Now that you know what happens emotionally and physically when you’ve experienced the deep pain of loss, it’s time to look at what happens with your thoughts and how you process information.
The Power of Your Thoughts
When you’ve experienced a deep emotional wound, the natural response is to attempt to make sense of it.
Your thoughts cycle through many questions, such as:
- What did I do?
- How could this happen to me?
- Am I being punished for something?
These questions spring from the raw pain you feel.
It’s crucial to realize that your thoughts are so powerful that they can intensify your emotional pain by increasing the production of the chemicals we discussed in the last lesson.
You’ve already been hurt by someone else. Don’t make the pain worse by your own thoughts. Recognize the areas which can sabotage your healing and discover how to stop them.
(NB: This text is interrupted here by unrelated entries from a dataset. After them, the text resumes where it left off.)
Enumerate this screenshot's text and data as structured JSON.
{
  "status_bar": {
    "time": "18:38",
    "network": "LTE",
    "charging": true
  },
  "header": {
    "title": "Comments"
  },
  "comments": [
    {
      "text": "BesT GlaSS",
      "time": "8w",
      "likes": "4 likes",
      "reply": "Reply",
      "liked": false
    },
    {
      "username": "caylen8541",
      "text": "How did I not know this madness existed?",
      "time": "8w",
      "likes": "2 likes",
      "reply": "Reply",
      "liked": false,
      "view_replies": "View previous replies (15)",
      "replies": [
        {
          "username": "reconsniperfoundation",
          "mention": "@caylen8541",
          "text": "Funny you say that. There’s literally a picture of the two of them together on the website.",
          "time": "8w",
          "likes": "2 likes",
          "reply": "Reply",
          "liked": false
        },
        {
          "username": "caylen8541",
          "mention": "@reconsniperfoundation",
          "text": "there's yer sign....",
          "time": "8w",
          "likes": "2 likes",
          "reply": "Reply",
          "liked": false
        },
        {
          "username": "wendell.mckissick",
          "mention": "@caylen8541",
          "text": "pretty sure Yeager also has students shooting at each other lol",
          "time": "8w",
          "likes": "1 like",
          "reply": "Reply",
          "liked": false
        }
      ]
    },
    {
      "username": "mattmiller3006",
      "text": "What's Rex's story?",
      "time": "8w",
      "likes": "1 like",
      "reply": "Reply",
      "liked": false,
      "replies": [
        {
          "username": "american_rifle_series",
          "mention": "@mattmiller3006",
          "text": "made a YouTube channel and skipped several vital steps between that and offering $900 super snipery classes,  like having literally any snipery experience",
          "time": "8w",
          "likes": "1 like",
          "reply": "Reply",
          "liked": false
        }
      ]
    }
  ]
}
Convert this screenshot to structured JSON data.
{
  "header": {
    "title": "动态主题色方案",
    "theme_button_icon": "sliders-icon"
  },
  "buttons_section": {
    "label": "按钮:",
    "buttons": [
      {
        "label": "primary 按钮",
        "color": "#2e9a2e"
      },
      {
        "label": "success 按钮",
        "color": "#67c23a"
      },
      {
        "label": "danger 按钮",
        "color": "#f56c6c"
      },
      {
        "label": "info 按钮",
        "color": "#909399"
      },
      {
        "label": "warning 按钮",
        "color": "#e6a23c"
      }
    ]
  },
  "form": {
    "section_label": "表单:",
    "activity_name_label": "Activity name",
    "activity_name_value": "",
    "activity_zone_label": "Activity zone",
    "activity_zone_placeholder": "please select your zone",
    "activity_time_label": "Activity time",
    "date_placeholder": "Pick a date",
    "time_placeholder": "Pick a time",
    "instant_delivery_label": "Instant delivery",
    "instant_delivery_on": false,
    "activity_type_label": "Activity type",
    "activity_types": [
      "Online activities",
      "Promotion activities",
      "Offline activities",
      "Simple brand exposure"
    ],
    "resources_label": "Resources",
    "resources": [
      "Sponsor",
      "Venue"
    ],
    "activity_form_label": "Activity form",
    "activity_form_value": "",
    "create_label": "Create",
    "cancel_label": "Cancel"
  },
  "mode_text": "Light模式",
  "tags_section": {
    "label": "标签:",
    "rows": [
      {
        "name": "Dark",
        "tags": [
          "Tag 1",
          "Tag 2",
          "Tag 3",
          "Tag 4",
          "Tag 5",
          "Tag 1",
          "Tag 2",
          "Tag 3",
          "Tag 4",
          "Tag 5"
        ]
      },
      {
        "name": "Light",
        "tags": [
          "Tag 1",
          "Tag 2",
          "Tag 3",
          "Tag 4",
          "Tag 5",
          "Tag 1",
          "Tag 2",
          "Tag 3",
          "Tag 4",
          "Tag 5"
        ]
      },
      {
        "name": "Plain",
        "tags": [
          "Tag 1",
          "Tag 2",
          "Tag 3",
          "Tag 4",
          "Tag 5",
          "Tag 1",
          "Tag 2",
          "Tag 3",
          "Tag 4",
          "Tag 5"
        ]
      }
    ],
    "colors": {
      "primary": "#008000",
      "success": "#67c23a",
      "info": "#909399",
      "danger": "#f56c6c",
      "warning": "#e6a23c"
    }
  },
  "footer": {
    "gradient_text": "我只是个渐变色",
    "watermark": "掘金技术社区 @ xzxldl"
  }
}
Three Common Ways You Harm Yourself with Your Thoughts
You can bring healing to yourself through your thoughts, or you can make life more miserable. Do any of these apply to you?
- You keep thinking about what happened. When you’re caught up in the emotions and memories of an event, your subconscious mind responds as it did when the event first occurred. It produces the same stress hormones, creates the same neurotransmitters, and makes the same tracings in your brain.
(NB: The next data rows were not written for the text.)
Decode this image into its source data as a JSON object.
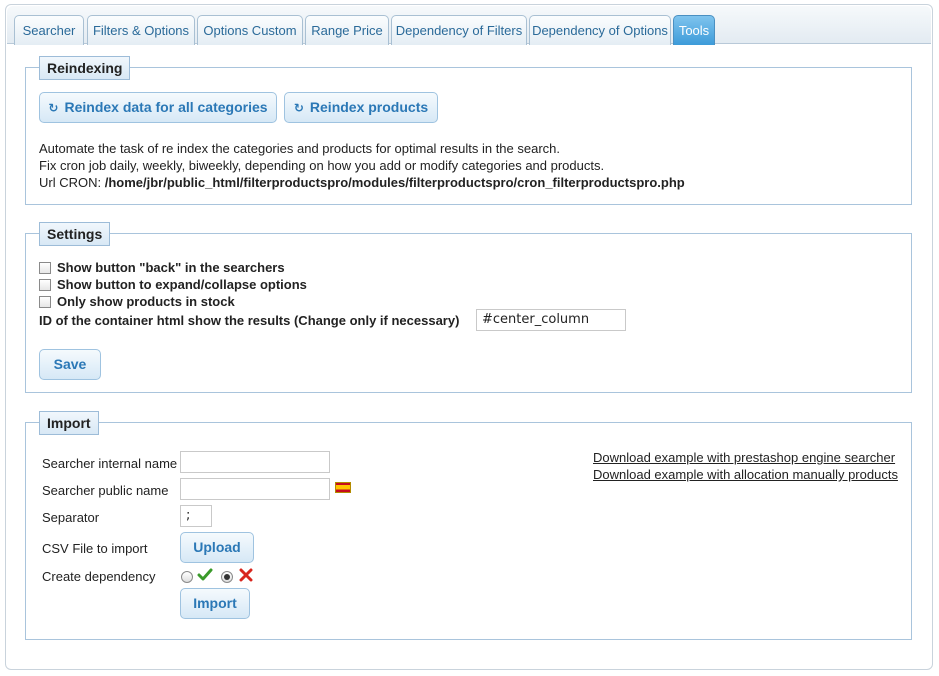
{
  "tabs": [
    {
      "label": "Searcher",
      "active": false
    },
    {
      "label": "Filters & Options",
      "active": false
    },
    {
      "label": "Options Custom",
      "active": false
    },
    {
      "label": "Range Price",
      "active": false
    },
    {
      "label": "Dependency of Filters",
      "active": false
    },
    {
      "label": "Dependency of Options",
      "active": false
    },
    {
      "label": "Tools",
      "active": true
    }
  ],
  "reindexing": {
    "legend": "Reindexing",
    "btn_categories": "Reindex data for all categories",
    "btn_products": "Reindex products",
    "icon": "refresh-icon",
    "desc_line1": "Automate the task of re index the categories and products for optimal results in the search.",
    "desc_line2": "Fix cron job daily, weekly, biweekly, depending on how you add or modify categories and products.",
    "cron_label": "Url CRON:",
    "cron_url": "/home/jbr/public_html/filterproductspro/modules/filterproductspro/cron_filterproductspro.php"
  },
  "settings": {
    "legend": "Settings",
    "opt_back": "Show button \"back\" in the searchers",
    "opt_expand": "Show button to expand/collapse options",
    "opt_stock": "Only show products in stock",
    "container_label": "ID of the container html show the results (Change only if necessary)",
    "container_value": "#center_column",
    "save": "Save"
  },
  "import": {
    "legend": "Import",
    "internal_label": "Searcher internal name",
    "internal_value": "",
    "public_label": "Searcher public name",
    "public_value": "",
    "flag": "spain-flag-icon",
    "separator_label": "Separator",
    "separator_value": ";",
    "csv_label": "CSV File to import",
    "upload": "Upload",
    "dependency_label": "Create dependency",
    "dependency_selected": "no",
    "import_btn": "Import",
    "link1": "Download example with prestashop engine searcher",
    "link2": "Download example with allocation manually products"
  },
  "colors": {
    "accent": "#2b78b6",
    "active_tab": "#3d9bd9",
    "check_green": "#3a9a2a",
    "cross_red": "#d8261e"
  }
}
- When you recall a painful event, you re-injure your brain. Your brain and body respond just as it did when it first happened. Instead of being betrayed once, you are betrayed as often as you relive what happened.
- Find something wonderful and marvelous to think of instead of reviewing the painful past.
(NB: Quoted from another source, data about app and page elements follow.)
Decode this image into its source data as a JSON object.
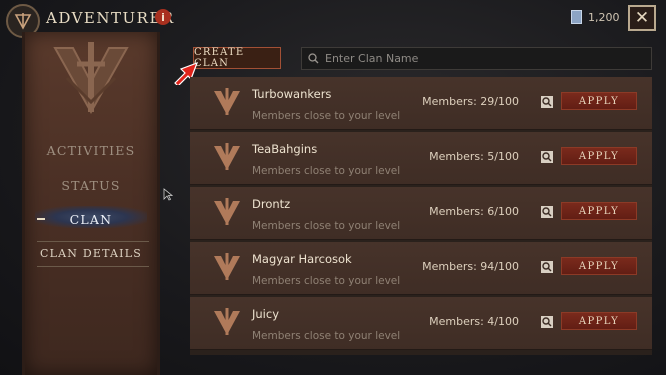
{
  "header": {
    "title": "ADVENTURER",
    "info_badge": "i",
    "currency_value": "1,200",
    "close_label": "✕"
  },
  "sidebar": {
    "items": [
      {
        "label": "ACTIVITIES",
        "active": false
      },
      {
        "label": "STATUS",
        "active": false
      },
      {
        "label": "CLAN",
        "active": true
      },
      {
        "label": "CLAN DETAILS",
        "active": false
      }
    ]
  },
  "toolbar": {
    "create_clan_label": "CREATE CLAN",
    "search_placeholder": "Enter Clan Name"
  },
  "clans": [
    {
      "name": "Turbowankers",
      "subtitle": "Members close to your level",
      "members": "Members: 29/100",
      "apply_label": "APPLY"
    },
    {
      "name": "TeaBahgins",
      "subtitle": "Members close to your level",
      "members": "Members: 5/100",
      "apply_label": "APPLY"
    },
    {
      "name": "Drontz",
      "subtitle": "Members close to your level",
      "members": "Members: 6/100",
      "apply_label": "APPLY"
    },
    {
      "name": "Magyar Harcosok",
      "subtitle": "Members close to your level",
      "members": "Members: 94/100",
      "apply_label": "APPLY"
    },
    {
      "name": "Juicy",
      "subtitle": "Members close to your level",
      "members": "Members: 4/100",
      "apply_label": "APPLY"
    }
  ],
  "colors": {
    "accent_red": "#a8301f",
    "banner": "#4b3025",
    "row_bg": "#47332a",
    "annotation_arrow": "#e0231a"
  }
}
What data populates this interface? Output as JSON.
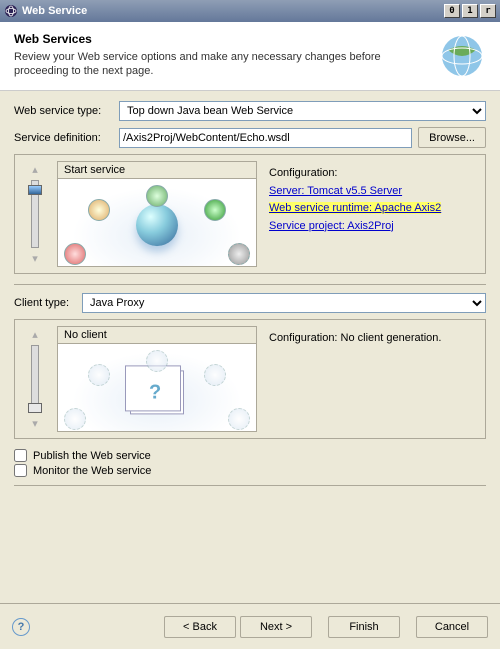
{
  "titlebar": {
    "title": "Web Service"
  },
  "banner": {
    "heading": "Web Services",
    "subheading": "Review your Web service options and make any necessary changes before proceeding to the next page."
  },
  "fields": {
    "ws_type_label": "Web service type:",
    "ws_type_value": "Top down Java bean Web Service",
    "svc_def_label": "Service definition:",
    "svc_def_value": "/Axis2Proj/WebContent/Echo.wsdl",
    "browse": "Browse..."
  },
  "service_panel": {
    "graphic_title": "Start service",
    "config_heading": "Configuration:",
    "link_server": "Server: Tomcat v5.5 Server",
    "link_runtime": "Web service runtime: Apache Axis2",
    "link_project": "Service project: Axis2Proj"
  },
  "client": {
    "label": "Client type:",
    "value": "Java Proxy",
    "graphic_title": "No client",
    "config_text": "Configuration: No client generation."
  },
  "checks": {
    "publish": "Publish the Web service",
    "monitor": "Monitor the Web service"
  },
  "footer": {
    "back": "< Back",
    "next": "Next >",
    "finish": "Finish",
    "cancel": "Cancel"
  }
}
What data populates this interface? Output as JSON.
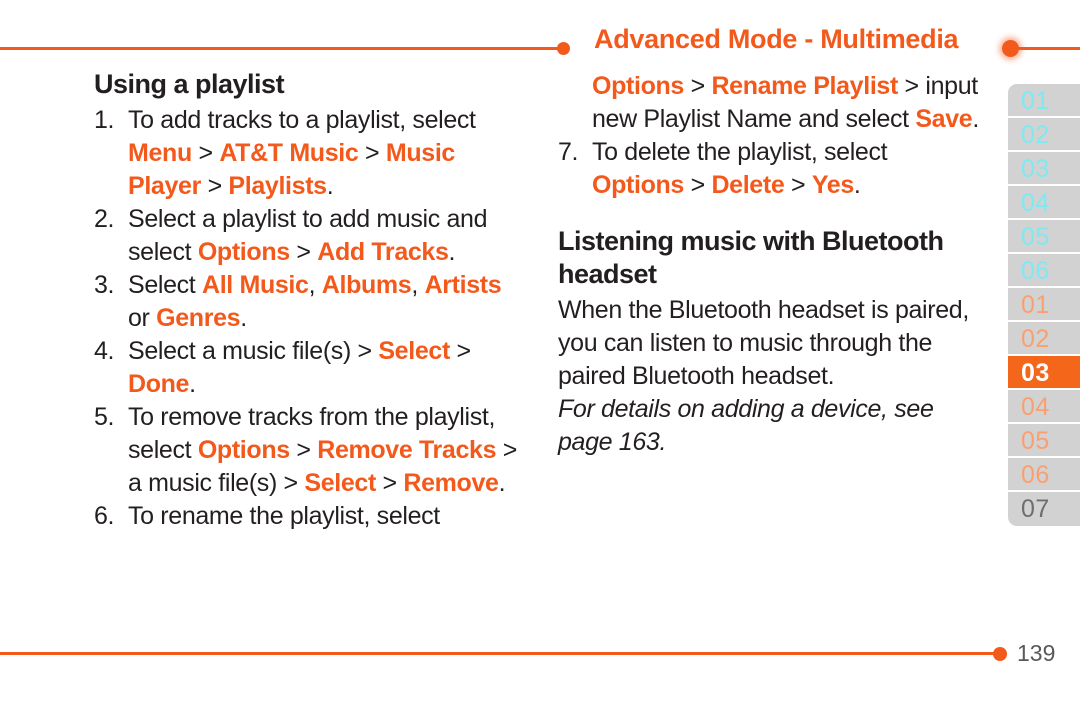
{
  "header": {
    "title": "Advanced Mode - Multimedia",
    "left_dot": "bullet-dot",
    "right_dot": "bullet-dot"
  },
  "colors": {
    "accent_orange": "#f4591c",
    "active_tab_orange": "#f4661a",
    "tab_background_gray": "#d2d2d2",
    "tab_cyan_text": "#7fe9f2",
    "tab_orange_text": "#f9a072",
    "body_text": "#231f20",
    "page_number_gray": "#58595b"
  },
  "left_column": {
    "heading": "Using a playlist",
    "steps": [
      {
        "num": "1.",
        "parts": [
          {
            "t": "To add tracks to a playlist, select ",
            "s": "plain"
          },
          {
            "t": "Menu",
            "s": "hl"
          },
          {
            "t": " > ",
            "s": "sep"
          },
          {
            "t": "AT&T Music",
            "s": "hl"
          },
          {
            "t": " > ",
            "s": "sep"
          },
          {
            "t": "Music Player",
            "s": "hl"
          },
          {
            "t": " > ",
            "s": "sep"
          },
          {
            "t": "Playlists",
            "s": "hl"
          },
          {
            "t": ".",
            "s": "plain"
          }
        ]
      },
      {
        "num": "2.",
        "parts": [
          {
            "t": "Select a playlist to add music and select ",
            "s": "plain"
          },
          {
            "t": "Options",
            "s": "hl"
          },
          {
            "t": " > ",
            "s": "sep"
          },
          {
            "t": "Add Tracks",
            "s": "hl"
          },
          {
            "t": ".",
            "s": "plain"
          }
        ]
      },
      {
        "num": "3.",
        "parts": [
          {
            "t": "Select ",
            "s": "plain"
          },
          {
            "t": "All Music",
            "s": "hl"
          },
          {
            "t": ", ",
            "s": "plain"
          },
          {
            "t": "Albums",
            "s": "hl"
          },
          {
            "t": ", ",
            "s": "plain"
          },
          {
            "t": "Artists",
            "s": "hl"
          },
          {
            "t": " or ",
            "s": "plain"
          },
          {
            "t": "Genres",
            "s": "hl"
          },
          {
            "t": ".",
            "s": "plain"
          }
        ]
      },
      {
        "num": "4.",
        "parts": [
          {
            "t": "Select a music file(s) > ",
            "s": "plain"
          },
          {
            "t": "Select",
            "s": "hl"
          },
          {
            "t": " > ",
            "s": "sep"
          },
          {
            "t": "Done",
            "s": "hl"
          },
          {
            "t": ".",
            "s": "plain"
          }
        ]
      },
      {
        "num": "5.",
        "parts": [
          {
            "t": "To remove tracks from the playlist, select ",
            "s": "plain"
          },
          {
            "t": "Options",
            "s": "hl"
          },
          {
            "t": " > ",
            "s": "sep"
          },
          {
            "t": "Remove Tracks",
            "s": "hl"
          },
          {
            "t": " > a music file(s) > ",
            "s": "plain"
          },
          {
            "t": "Select",
            "s": "hl"
          },
          {
            "t": " > ",
            "s": "sep"
          },
          {
            "t": "Remove",
            "s": "hl"
          },
          {
            "t": ".",
            "s": "plain"
          }
        ]
      },
      {
        "num": "6.",
        "parts": [
          {
            "t": "To rename the playlist, select",
            "s": "plain"
          }
        ]
      }
    ]
  },
  "right_column": {
    "continuation": {
      "parts": [
        {
          "t": "Options",
          "s": "hl"
        },
        {
          "t": " > ",
          "s": "sep"
        },
        {
          "t": "Rename Playlist",
          "s": "hl"
        },
        {
          "t": " > input new Playlist Name and select ",
          "s": "plain"
        },
        {
          "t": "Save",
          "s": "hl"
        },
        {
          "t": ".",
          "s": "plain"
        }
      ]
    },
    "steps": [
      {
        "num": "7.",
        "parts": [
          {
            "t": "To delete the playlist, select ",
            "s": "plain"
          },
          {
            "t": "Options",
            "s": "hl"
          },
          {
            "t": " > ",
            "s": "sep"
          },
          {
            "t": "Delete",
            "s": "hl"
          },
          {
            "t": " > ",
            "s": "sep"
          },
          {
            "t": "Yes",
            "s": "hl"
          },
          {
            "t": ".",
            "s": "plain"
          }
        ]
      }
    ],
    "heading": "Listening music with Bluetooth headset",
    "paragraph": "When the Bluetooth headset is paired, you can listen to music through the paired Bluetooth headset.",
    "note": "For details on adding a device, see page 163."
  },
  "tab_strip": [
    {
      "label": "01",
      "style": "cyan",
      "active": false
    },
    {
      "label": "02",
      "style": "cyan",
      "active": false
    },
    {
      "label": "03",
      "style": "cyan",
      "active": false
    },
    {
      "label": "04",
      "style": "cyan",
      "active": false
    },
    {
      "label": "05",
      "style": "cyan",
      "active": false
    },
    {
      "label": "06",
      "style": "cyan",
      "active": false
    },
    {
      "label": "01",
      "style": "orange",
      "active": false
    },
    {
      "label": "02",
      "style": "orange",
      "active": false
    },
    {
      "label": "03",
      "style": "active",
      "active": true
    },
    {
      "label": "04",
      "style": "orange",
      "active": false
    },
    {
      "label": "05",
      "style": "orange",
      "active": false
    },
    {
      "label": "06",
      "style": "orange",
      "active": false
    },
    {
      "label": "07",
      "style": "dark",
      "active": false
    }
  ],
  "footer": {
    "page_number": "139",
    "dot": "bullet-dot"
  }
}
You make up stories to explain what happened. Stick to the facts of the event. Don’t make up anything as to why they did what they did. That just makes it worse. Unless you were told, you just don’t know.
- When you make up stories about what happened, you’re also creating feelings, which has your body making all those chemicals, which then has you feeling worse, which has your body making more chemicals, which…
- If you didn’t see it or weren’t told by the other person, precede your interpretation with “the story I’m making up is…” This helps you realize that you just don’t know.
Your friends and family keep you stirred up. You gotta love them. Your friends and family want to support you. They may be angry about what happened and let you know. They need to heal, and you need to heal.
- At first this is supportive. If it continues, your feelings are stirred up and you relive the event again.
- Use these strategies to help you and your loved ones who want to support you:
- Let them know how much their support helped you.
- Tell them, in order for you to heal, you need to quit reliving it. They may ask how you’re doing, but please don’t rehash the story.
- Ask them to assist you by helping you to quit reliving the story. Give them something to say such as, “I’m glad to listen, but you did say you didn’t want to relive what happened. How can I help you most right now?”
These strategies will assist you in breaking the habit of continuing to relive the painful event. Once you quit thinking about it, you can move back into happiness. (You’ll learn more in Module 3.)
Your self-talk can support your healing or make it more difficult. Avoiding re-living the painful situation and asking others to not have you relive it will assist you in moving forward.
By managing your thoughts, you’ll decrease the chemicals in your body which affect your attitude and mood.
Exploring Letting Go
In the next module, you’ll explore the concept of forgiveness, what it is and what it isn’t. Before moving on, please anchor in this lesson by spending a few minutes with the following reflection questions.
The following questions are designed to assist you in coming to know yourself better. Answer them as fully as you can.
- Think back to someone who hurt you emotionally. How often did you keep re-living the situation? What did re-living the situation do to you?
- What kinds of stories did you make up about what happened? Explore the motives you attached to the other person and what you made up as their thoughts about you.
- Consider a time the support of family and friends kept the pain alive. Explore how their bringing up the event either helped or hurt you.